[What the task requires] Please return every line in the entries below with the word "value" in it.

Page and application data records
━━━━━━━━━━
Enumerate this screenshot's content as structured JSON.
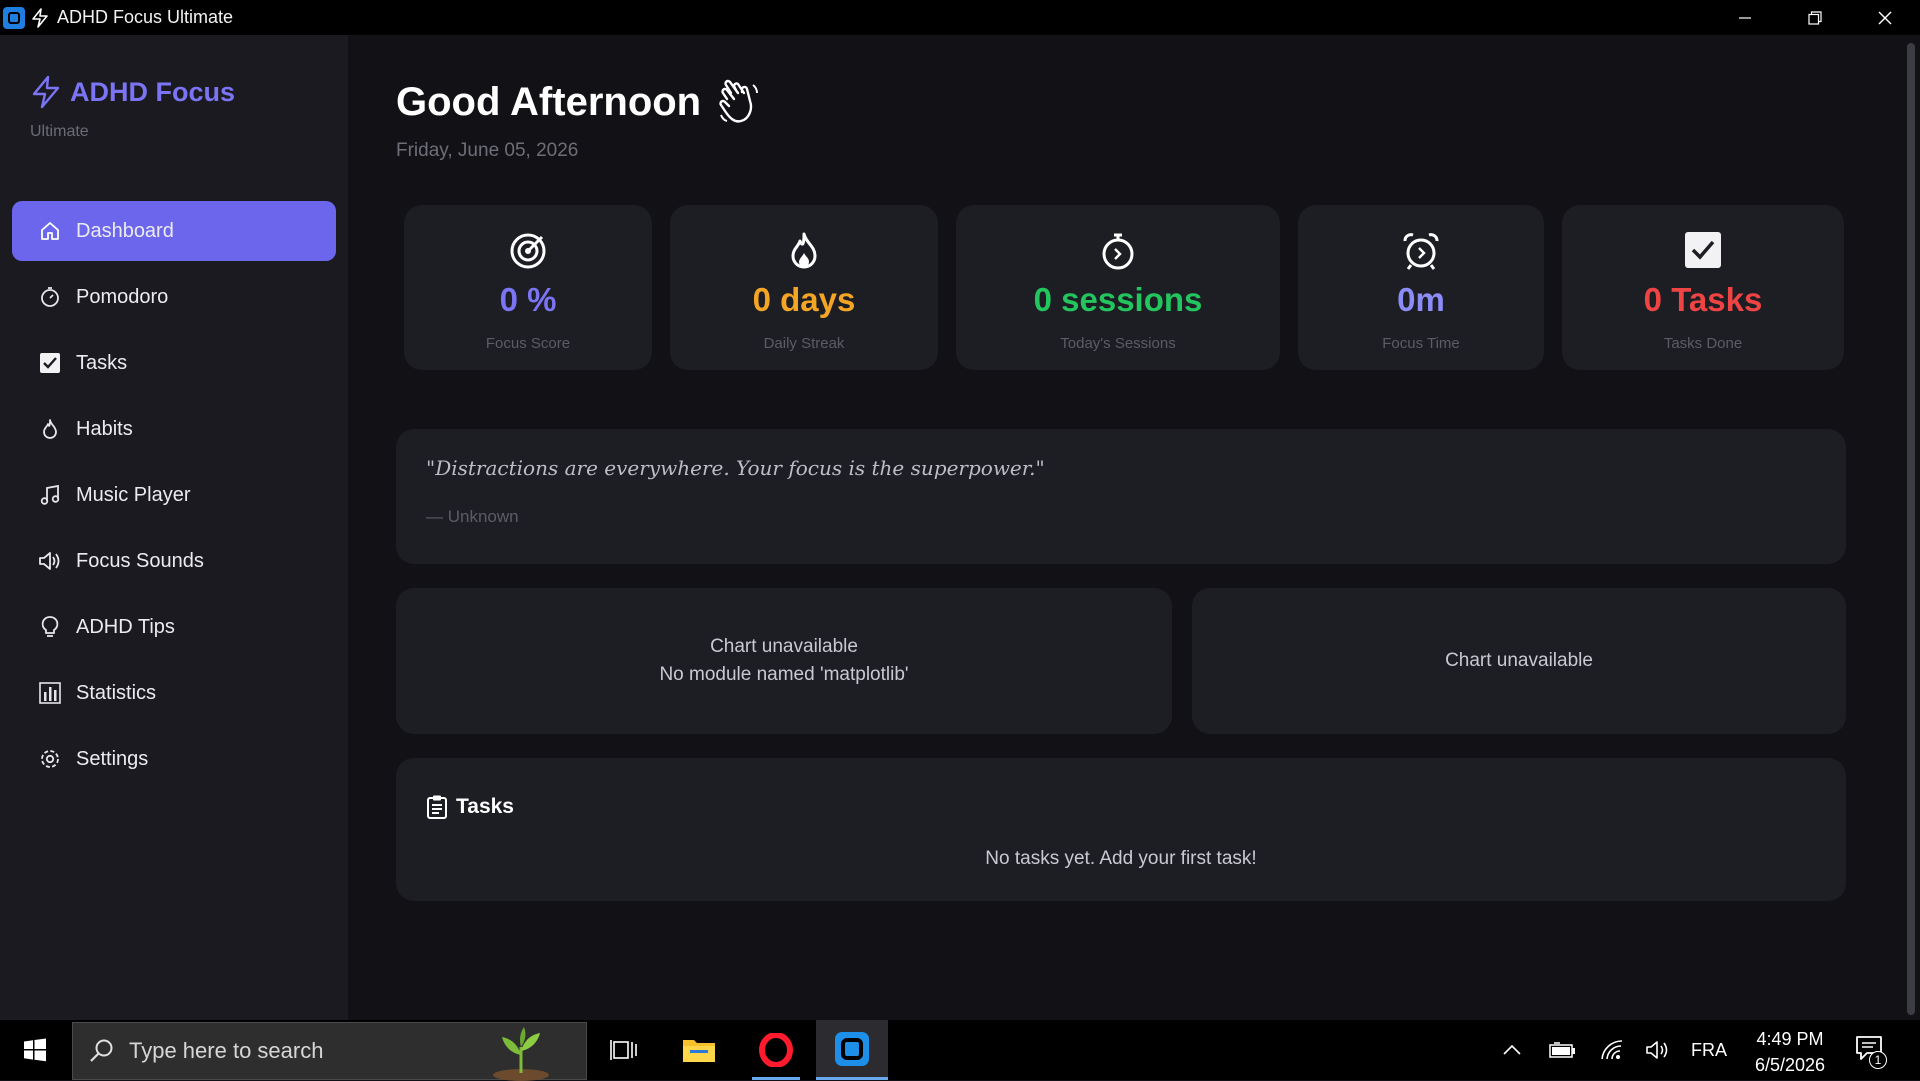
{
  "window": {
    "title": "ADHD Focus Ultimate"
  },
  "brand": {
    "name": "ADHD Focus",
    "subtitle": "Ultimate",
    "accent": "#7b74f5"
  },
  "sidebar": {
    "items": [
      {
        "label": "Dashboard",
        "icon": "home-icon",
        "active": true
      },
      {
        "label": "Pomodoro",
        "icon": "timer-icon"
      },
      {
        "label": "Tasks",
        "icon": "checkbox-icon"
      },
      {
        "label": "Habits",
        "icon": "flame-icon"
      },
      {
        "label": "Music Player",
        "icon": "music-note-icon"
      },
      {
        "label": "Focus Sounds",
        "icon": "speaker-icon"
      },
      {
        "label": "ADHD Tips",
        "icon": "lightbulb-icon"
      },
      {
        "label": "Statistics",
        "icon": "bar-chart-icon"
      },
      {
        "label": "Settings",
        "icon": "gear-icon"
      }
    ]
  },
  "header": {
    "greeting": "Good Afternoon",
    "date": "Friday, June 05, 2026"
  },
  "stats": [
    {
      "value": "0 %",
      "label": "Focus Score",
      "color": "#7b74f5",
      "icon": "target-icon"
    },
    {
      "value": "0 days",
      "label": "Daily Streak",
      "color": "#f5a524",
      "icon": "flame-icon"
    },
    {
      "value": "0 sessions",
      "label": "Today's Sessions",
      "color": "#22c55e",
      "icon": "stopwatch-icon"
    },
    {
      "value": "0m",
      "label": "Focus Time",
      "color": "#8b8cf7",
      "icon": "alarm-clock-icon"
    },
    {
      "value": "0 Tasks",
      "label": "Tasks Done",
      "color": "#ef4444",
      "icon": "check-box-icon"
    }
  ],
  "quote": {
    "text": "\"Distractions are everywhere. Your focus is the superpower.\"",
    "author": "— Unknown"
  },
  "charts": [
    {
      "line1": "Chart unavailable",
      "line2": "No module named 'matplotlib'"
    },
    {
      "line1": "Chart unavailable"
    }
  ],
  "tasks": {
    "title": "Tasks",
    "empty": "No tasks yet. Add your first task!"
  },
  "taskbar": {
    "search_placeholder": "Type here to search",
    "language": "FRA",
    "time": "4:49 PM",
    "date": "6/5/2026",
    "notifications": "1"
  }
}
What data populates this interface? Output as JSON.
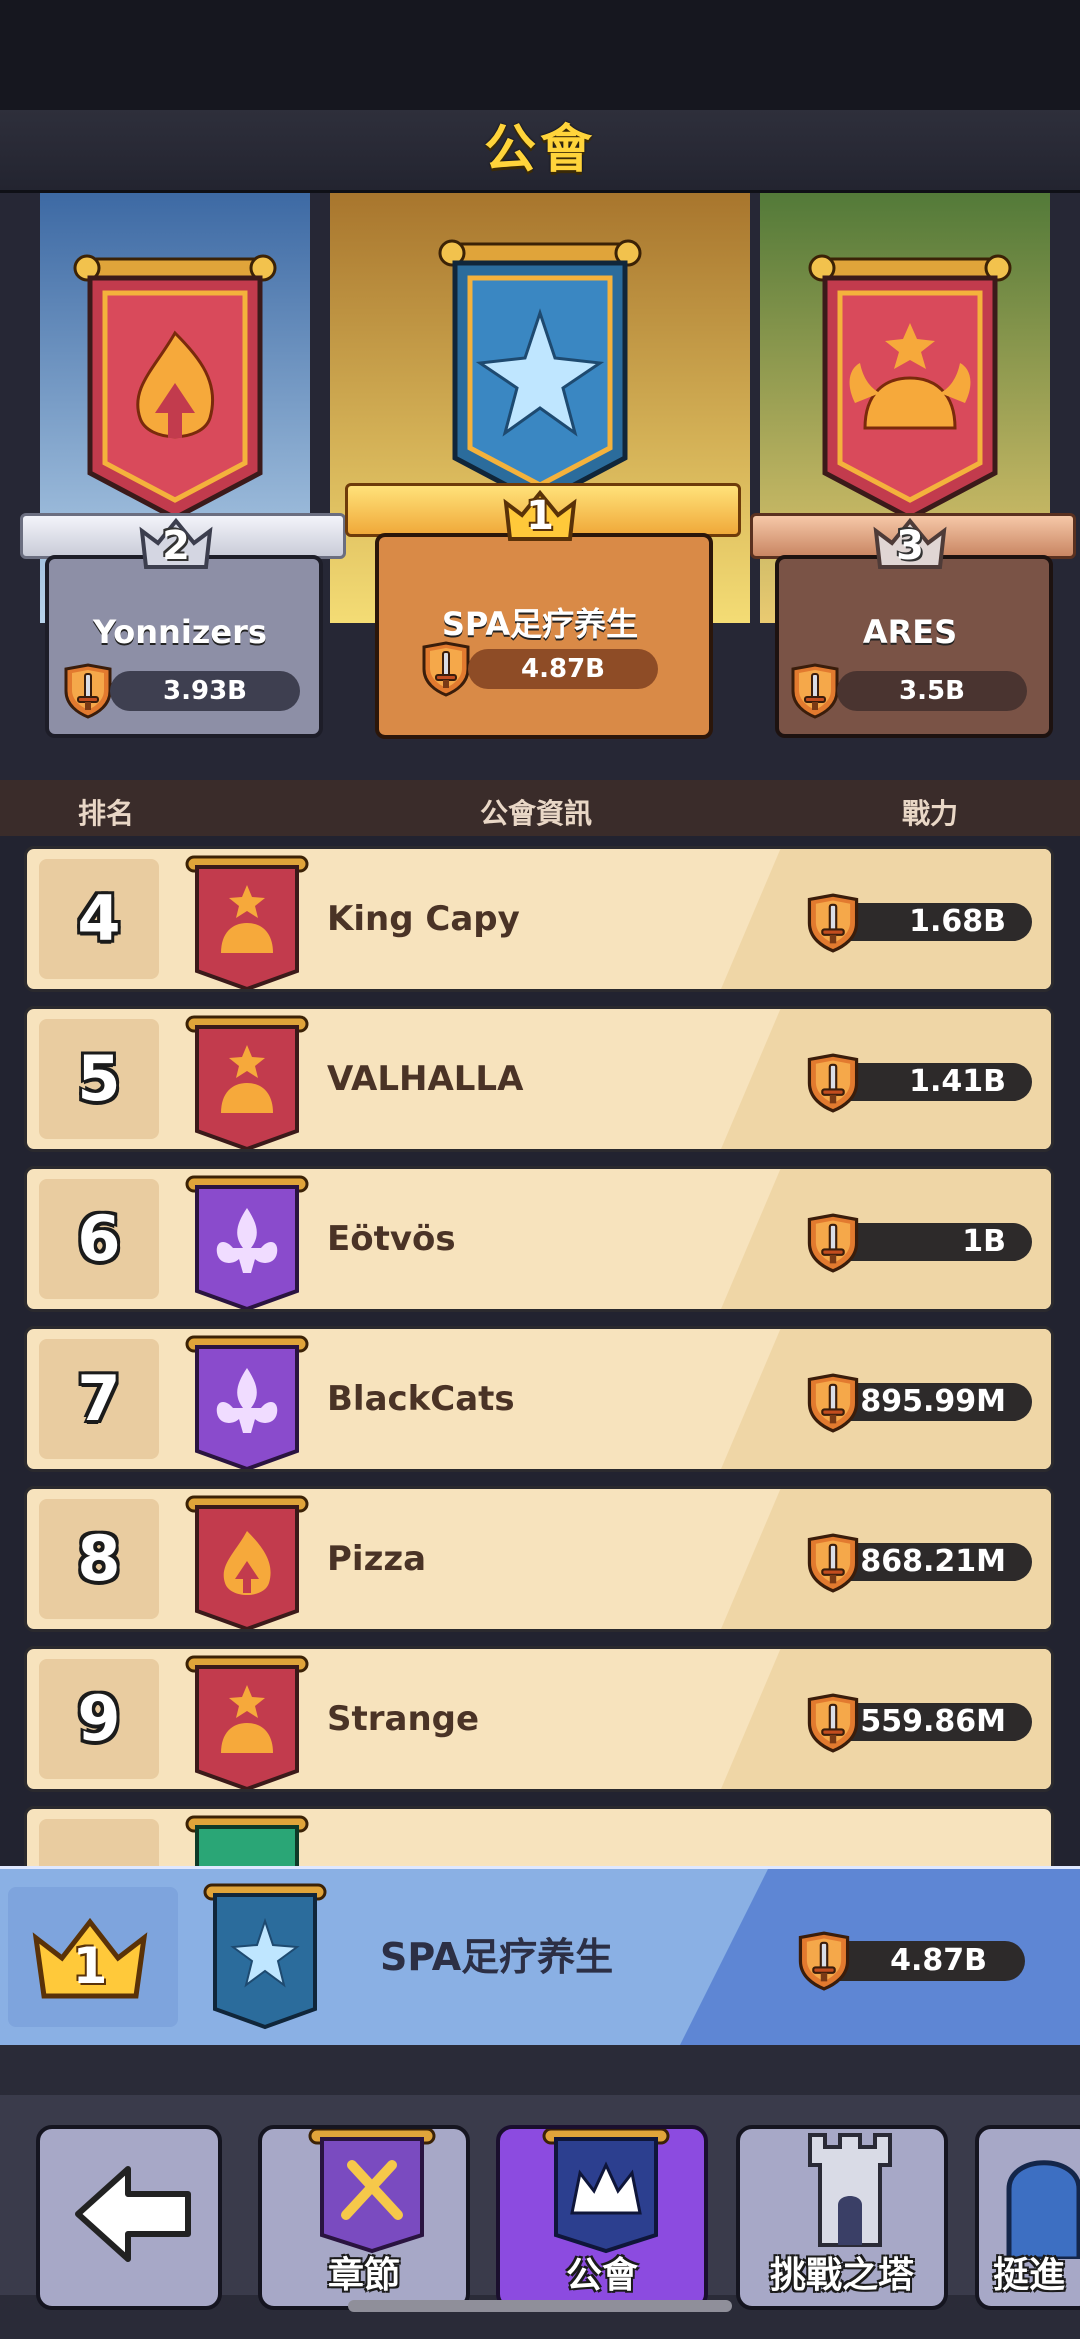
{
  "header": {
    "title": "公會"
  },
  "podium": [
    {
      "rank": "2",
      "name": "Yonnizers",
      "power": "3.93B"
    },
    {
      "rank": "1",
      "name": "SPA足疗养生",
      "power": "4.87B"
    },
    {
      "rank": "3",
      "name": "ARES",
      "power": "3.5B"
    }
  ],
  "columns": {
    "rank": "排名",
    "info": "公會資訊",
    "power": "戰力"
  },
  "rows": [
    {
      "rank": "4",
      "name": "King Capy",
      "power": "1.68B",
      "banner": "red-viking-banner"
    },
    {
      "rank": "5",
      "name": "VALHALLA",
      "power": "1.41B",
      "banner": "red-viking-banner"
    },
    {
      "rank": "6",
      "name": "Eötvös",
      "power": "1B",
      "banner": "purple-fleur-banner"
    },
    {
      "rank": "7",
      "name": "BlackCats",
      "power": "895.99M",
      "banner": "purple-fleur-banner"
    },
    {
      "rank": "8",
      "name": "Pizza",
      "power": "868.21M",
      "banner": "red-flame-banner"
    },
    {
      "rank": "9",
      "name": "Strange",
      "power": "559.86M",
      "banner": "red-viking-banner"
    }
  ],
  "my_guild": {
    "rank": "1",
    "name": "SPA足疗养生",
    "power": "4.87B"
  },
  "nav": {
    "chapter": "章節",
    "guild": "公會",
    "tower": "挑戰之塔",
    "advance": "挺進"
  },
  "colors": {
    "gold": "#ffd43b",
    "row_bg": "#f7e3bd",
    "my_bar": "#8ab0e4",
    "active_tab": "#8c4be0"
  }
}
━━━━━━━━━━
[Answer area]
      "value": "0 %",
      "value": "0 days",
      "value": "0 sessions",
      "value": "0m",
      "value": "0 Tasks",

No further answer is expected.